■ **Required work**:
Without any images, write the listing below out word for word.

■ **Available data**:
★ ★ ★

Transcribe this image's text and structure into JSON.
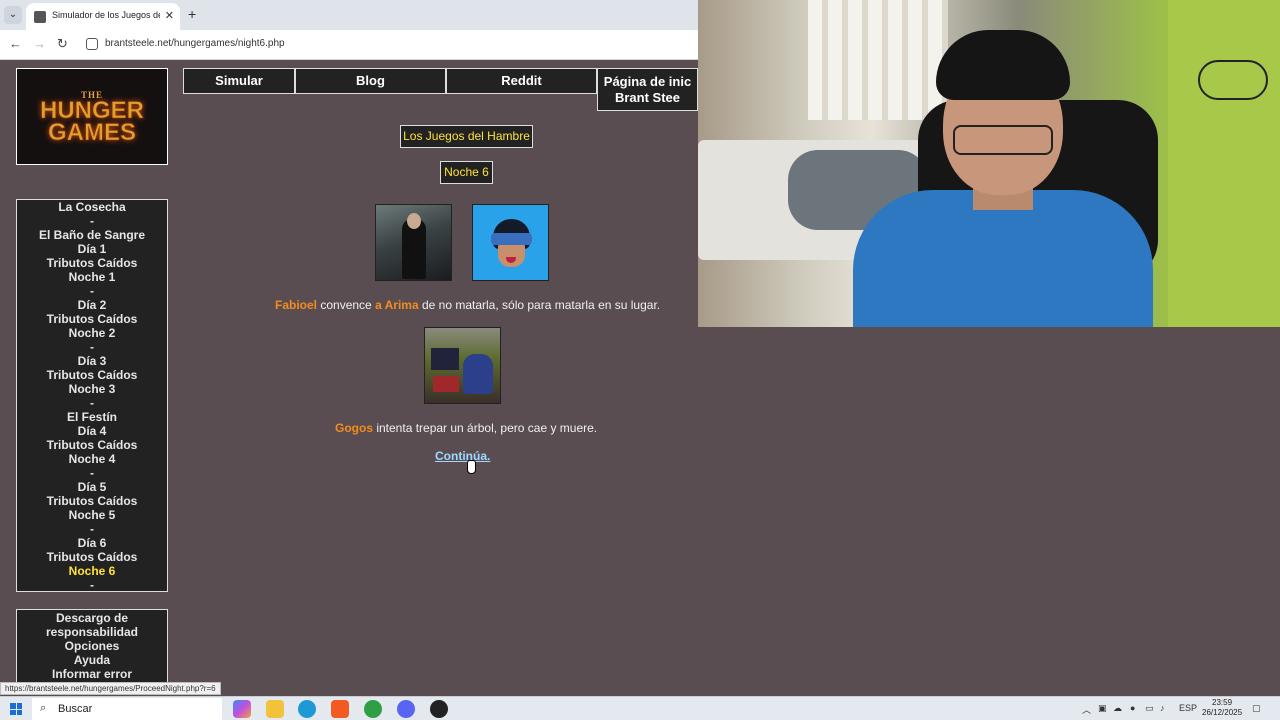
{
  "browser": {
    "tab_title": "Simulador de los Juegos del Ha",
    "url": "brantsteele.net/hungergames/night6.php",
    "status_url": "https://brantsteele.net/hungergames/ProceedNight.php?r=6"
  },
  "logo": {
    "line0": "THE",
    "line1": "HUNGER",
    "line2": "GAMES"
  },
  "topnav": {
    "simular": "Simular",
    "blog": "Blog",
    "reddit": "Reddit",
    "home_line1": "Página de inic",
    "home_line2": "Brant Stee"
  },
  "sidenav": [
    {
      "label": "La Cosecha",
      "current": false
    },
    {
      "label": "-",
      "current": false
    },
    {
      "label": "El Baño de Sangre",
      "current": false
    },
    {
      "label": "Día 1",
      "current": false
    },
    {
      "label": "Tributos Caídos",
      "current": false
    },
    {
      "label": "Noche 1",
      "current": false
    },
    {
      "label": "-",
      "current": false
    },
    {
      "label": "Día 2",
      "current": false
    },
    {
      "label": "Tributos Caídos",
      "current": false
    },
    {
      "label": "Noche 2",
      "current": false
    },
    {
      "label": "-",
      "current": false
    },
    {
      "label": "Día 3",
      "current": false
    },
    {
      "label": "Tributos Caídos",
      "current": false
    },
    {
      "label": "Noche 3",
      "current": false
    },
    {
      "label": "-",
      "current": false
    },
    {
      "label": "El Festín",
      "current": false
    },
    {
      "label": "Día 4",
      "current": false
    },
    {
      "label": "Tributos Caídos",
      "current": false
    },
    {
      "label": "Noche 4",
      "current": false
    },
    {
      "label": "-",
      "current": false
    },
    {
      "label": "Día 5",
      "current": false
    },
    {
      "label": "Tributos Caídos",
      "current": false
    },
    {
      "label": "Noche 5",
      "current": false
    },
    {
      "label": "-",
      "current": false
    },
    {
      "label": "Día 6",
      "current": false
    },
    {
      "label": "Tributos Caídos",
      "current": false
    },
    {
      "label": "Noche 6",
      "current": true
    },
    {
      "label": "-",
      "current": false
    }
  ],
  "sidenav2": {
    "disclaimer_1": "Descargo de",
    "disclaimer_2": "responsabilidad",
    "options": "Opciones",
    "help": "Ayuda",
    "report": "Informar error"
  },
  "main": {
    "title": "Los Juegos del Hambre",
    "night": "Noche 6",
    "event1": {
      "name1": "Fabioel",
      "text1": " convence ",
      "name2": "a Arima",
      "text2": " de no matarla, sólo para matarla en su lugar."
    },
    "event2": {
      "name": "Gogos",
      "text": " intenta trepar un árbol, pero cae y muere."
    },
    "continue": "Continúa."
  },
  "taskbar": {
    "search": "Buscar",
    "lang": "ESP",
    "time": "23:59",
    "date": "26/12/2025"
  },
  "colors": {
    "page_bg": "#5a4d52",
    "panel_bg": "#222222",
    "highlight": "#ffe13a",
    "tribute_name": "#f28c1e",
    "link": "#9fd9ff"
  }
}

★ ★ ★

■ **Solution for this problem**:
Transcribe this image's text and structure into JSON.
{
  "browser": {
    "tab_title": "Simulador de los Juegos del Ha",
    "url": "brantsteele.net/hungergames/night6.php",
    "status_url": "https://brantsteele.net/hungergames/ProceedNight.php?r=6"
  },
  "logo": {
    "line0": "THE",
    "line1": "HUNGER",
    "line2": "GAMES"
  },
  "topnav": {
    "simular": "Simular",
    "blog": "Blog",
    "reddit": "Reddit",
    "home_line1": "Página de inic",
    "home_line2": "Brant Stee"
  },
  "sidenav": [
    {
      "label": "La Cosecha",
      "current": false
    },
    {
      "label": "-",
      "current": false
    },
    {
      "label": "El Baño de Sangre",
      "current": false
    },
    {
      "label": "Día 1",
      "current": false
    },
    {
      "label": "Tributos Caídos",
      "current": false
    },
    {
      "label": "Noche 1",
      "current": false
    },
    {
      "label": "-",
      "current": false
    },
    {
      "label": "Día 2",
      "current": false
    },
    {
      "label": "Tributos Caídos",
      "current": false
    },
    {
      "label": "Noche 2",
      "current": false
    },
    {
      "label": "-",
      "current": false
    },
    {
      "label": "Día 3",
      "current": false
    },
    {
      "label": "Tributos Caídos",
      "current": false
    },
    {
      "label": "Noche 3",
      "current": false
    },
    {
      "label": "-",
      "current": false
    },
    {
      "label": "El Festín",
      "current": false
    },
    {
      "label": "Día 4",
      "current": false
    },
    {
      "label": "Tributos Caídos",
      "current": false
    },
    {
      "label": "Noche 4",
      "current": false
    },
    {
      "label": "-",
      "current": false
    },
    {
      "label": "Día 5",
      "current": false
    },
    {
      "label": "Tributos Caídos",
      "current": false
    },
    {
      "label": "Noche 5",
      "current": false
    },
    {
      "label": "-",
      "current": false
    },
    {
      "label": "Día 6",
      "current": false
    },
    {
      "label": "Tributos Caídos",
      "current": false
    },
    {
      "label": "Noche 6",
      "current": true
    },
    {
      "label": "-",
      "current": false
    }
  ],
  "sidenav2": {
    "disclaimer_1": "Descargo de",
    "disclaimer_2": "responsabilidad",
    "options": "Opciones",
    "help": "Ayuda",
    "report": "Informar error"
  },
  "main": {
    "title": "Los Juegos del Hambre",
    "night": "Noche 6",
    "event1": {
      "name1": "Fabioel",
      "text1": " convence ",
      "name2": "a Arima",
      "text2": " de no matarla, sólo para matarla en su lugar."
    },
    "event2": {
      "name": "Gogos",
      "text": " intenta trepar un árbol, pero cae y muere."
    },
    "continue": "Continúa."
  },
  "taskbar": {
    "search": "Buscar",
    "lang": "ESP",
    "time": "23:59",
    "date": "26/12/2025"
  },
  "colors": {
    "page_bg": "#5a4d52",
    "panel_bg": "#222222",
    "highlight": "#ffe13a",
    "tribute_name": "#f28c1e",
    "link": "#9fd9ff"
  }
}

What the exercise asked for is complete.